• **AIM OF THE EXERCISE**: Return all the lines below exactly. Any picture among them is omitted.

(STORED DATA Opens)

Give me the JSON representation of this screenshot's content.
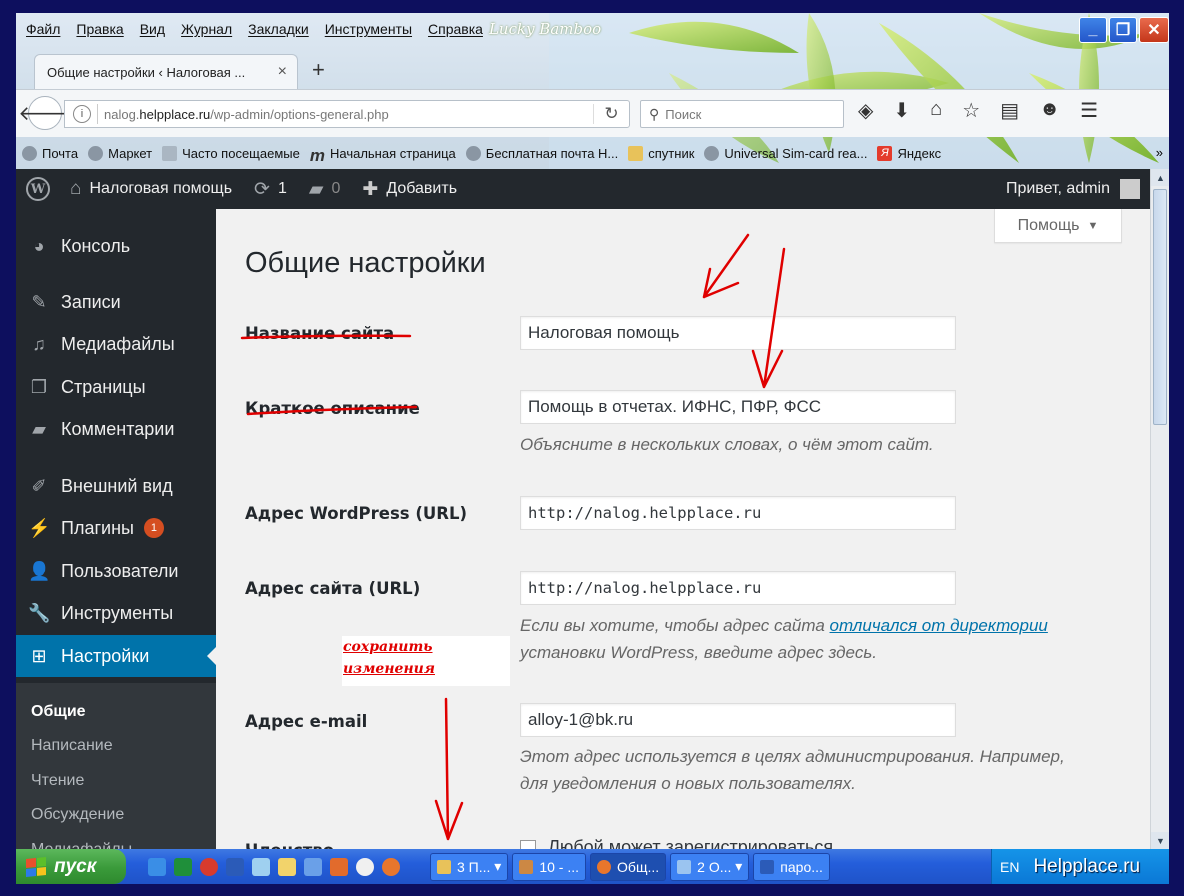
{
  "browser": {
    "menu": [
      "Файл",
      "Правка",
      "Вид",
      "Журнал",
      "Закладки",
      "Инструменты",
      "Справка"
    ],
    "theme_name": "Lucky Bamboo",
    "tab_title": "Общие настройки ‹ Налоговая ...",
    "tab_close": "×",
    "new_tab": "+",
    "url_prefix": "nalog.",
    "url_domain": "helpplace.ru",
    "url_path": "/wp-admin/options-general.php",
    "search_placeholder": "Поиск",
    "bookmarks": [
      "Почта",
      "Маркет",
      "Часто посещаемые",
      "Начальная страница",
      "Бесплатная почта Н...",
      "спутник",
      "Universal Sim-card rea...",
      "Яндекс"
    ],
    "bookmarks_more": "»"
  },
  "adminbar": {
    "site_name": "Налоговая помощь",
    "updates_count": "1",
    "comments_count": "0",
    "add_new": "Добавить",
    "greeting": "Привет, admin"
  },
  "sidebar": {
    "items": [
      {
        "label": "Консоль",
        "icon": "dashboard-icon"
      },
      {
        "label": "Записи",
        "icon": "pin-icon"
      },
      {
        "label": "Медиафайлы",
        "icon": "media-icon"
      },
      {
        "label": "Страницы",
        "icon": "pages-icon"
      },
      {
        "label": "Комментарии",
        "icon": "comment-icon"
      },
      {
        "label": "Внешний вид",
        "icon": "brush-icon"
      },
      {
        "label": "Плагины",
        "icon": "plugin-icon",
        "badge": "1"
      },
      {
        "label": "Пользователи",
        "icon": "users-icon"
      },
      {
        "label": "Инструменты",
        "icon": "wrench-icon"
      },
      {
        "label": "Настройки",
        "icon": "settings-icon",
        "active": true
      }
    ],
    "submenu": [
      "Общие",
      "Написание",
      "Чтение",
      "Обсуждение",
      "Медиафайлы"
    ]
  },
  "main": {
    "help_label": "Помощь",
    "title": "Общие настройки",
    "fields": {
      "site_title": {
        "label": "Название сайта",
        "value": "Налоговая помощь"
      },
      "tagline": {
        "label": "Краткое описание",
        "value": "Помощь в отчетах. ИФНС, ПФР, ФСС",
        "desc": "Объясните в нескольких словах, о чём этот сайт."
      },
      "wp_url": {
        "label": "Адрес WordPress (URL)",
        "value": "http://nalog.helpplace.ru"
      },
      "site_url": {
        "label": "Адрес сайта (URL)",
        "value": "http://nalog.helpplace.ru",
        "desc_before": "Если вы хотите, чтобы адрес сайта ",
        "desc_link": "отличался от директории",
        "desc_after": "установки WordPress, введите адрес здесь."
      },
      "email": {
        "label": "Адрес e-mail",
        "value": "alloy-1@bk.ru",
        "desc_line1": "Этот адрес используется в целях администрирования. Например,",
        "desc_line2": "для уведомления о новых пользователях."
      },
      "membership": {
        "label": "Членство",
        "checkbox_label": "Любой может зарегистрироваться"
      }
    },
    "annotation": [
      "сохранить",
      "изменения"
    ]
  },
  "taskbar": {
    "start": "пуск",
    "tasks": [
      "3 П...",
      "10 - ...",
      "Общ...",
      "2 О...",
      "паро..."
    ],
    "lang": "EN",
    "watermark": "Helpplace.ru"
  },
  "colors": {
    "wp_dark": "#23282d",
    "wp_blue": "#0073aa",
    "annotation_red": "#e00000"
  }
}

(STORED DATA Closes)

• **ANSWER SPACE**:
Give me the JSON representation of this screenshot's content.
{
  "browser": {
    "menu": [
      "Файл",
      "Правка",
      "Вид",
      "Журнал",
      "Закладки",
      "Инструменты",
      "Справка"
    ],
    "theme_name": "Lucky Bamboo",
    "tab_title": "Общие настройки ‹ Налоговая ...",
    "tab_close": "×",
    "new_tab": "+",
    "url_prefix": "nalog.",
    "url_domain": "helpplace.ru",
    "url_path": "/wp-admin/options-general.php",
    "search_placeholder": "Поиск",
    "bookmarks": [
      "Почта",
      "Маркет",
      "Часто посещаемые",
      "Начальная страница",
      "Бесплатная почта Н...",
      "спутник",
      "Universal Sim-card rea...",
      "Яндекс"
    ],
    "bookmarks_more": "»"
  },
  "adminbar": {
    "site_name": "Налоговая помощь",
    "updates_count": "1",
    "comments_count": "0",
    "add_new": "Добавить",
    "greeting": "Привет, admin"
  },
  "sidebar": {
    "items": [
      {
        "label": "Консоль",
        "icon": "dashboard-icon"
      },
      {
        "label": "Записи",
        "icon": "pin-icon"
      },
      {
        "label": "Медиафайлы",
        "icon": "media-icon"
      },
      {
        "label": "Страницы",
        "icon": "pages-icon"
      },
      {
        "label": "Комментарии",
        "icon": "comment-icon"
      },
      {
        "label": "Внешний вид",
        "icon": "brush-icon"
      },
      {
        "label": "Плагины",
        "icon": "plugin-icon",
        "badge": "1"
      },
      {
        "label": "Пользователи",
        "icon": "users-icon"
      },
      {
        "label": "Инструменты",
        "icon": "wrench-icon"
      },
      {
        "label": "Настройки",
        "icon": "settings-icon",
        "active": true
      }
    ],
    "submenu": [
      "Общие",
      "Написание",
      "Чтение",
      "Обсуждение",
      "Медиафайлы"
    ]
  },
  "main": {
    "help_label": "Помощь",
    "title": "Общие настройки",
    "fields": {
      "site_title": {
        "label": "Название сайта",
        "value": "Налоговая помощь"
      },
      "tagline": {
        "label": "Краткое описание",
        "value": "Помощь в отчетах. ИФНС, ПФР, ФСС",
        "desc": "Объясните в нескольких словах, о чём этот сайт."
      },
      "wp_url": {
        "label": "Адрес WordPress (URL)",
        "value": "http://nalog.helpplace.ru"
      },
      "site_url": {
        "label": "Адрес сайта (URL)",
        "value": "http://nalog.helpplace.ru",
        "desc_before": "Если вы хотите, чтобы адрес сайта ",
        "desc_link": "отличался от директории",
        "desc_after": "установки WordPress, введите адрес здесь."
      },
      "email": {
        "label": "Адрес e-mail",
        "value": "alloy-1@bk.ru",
        "desc_line1": "Этот адрес используется в целях администрирования. Например,",
        "desc_line2": "для уведомления о новых пользователях."
      },
      "membership": {
        "label": "Членство",
        "checkbox_label": "Любой может зарегистрироваться"
      }
    },
    "annotation": [
      "сохранить",
      "изменения"
    ]
  },
  "taskbar": {
    "start": "пуск",
    "tasks": [
      "3 П...",
      "10 - ...",
      "Общ...",
      "2 О...",
      "паро..."
    ],
    "lang": "EN",
    "watermark": "Helpplace.ru"
  },
  "colors": {
    "wp_dark": "#23282d",
    "wp_blue": "#0073aa",
    "annotation_red": "#e00000"
  }
}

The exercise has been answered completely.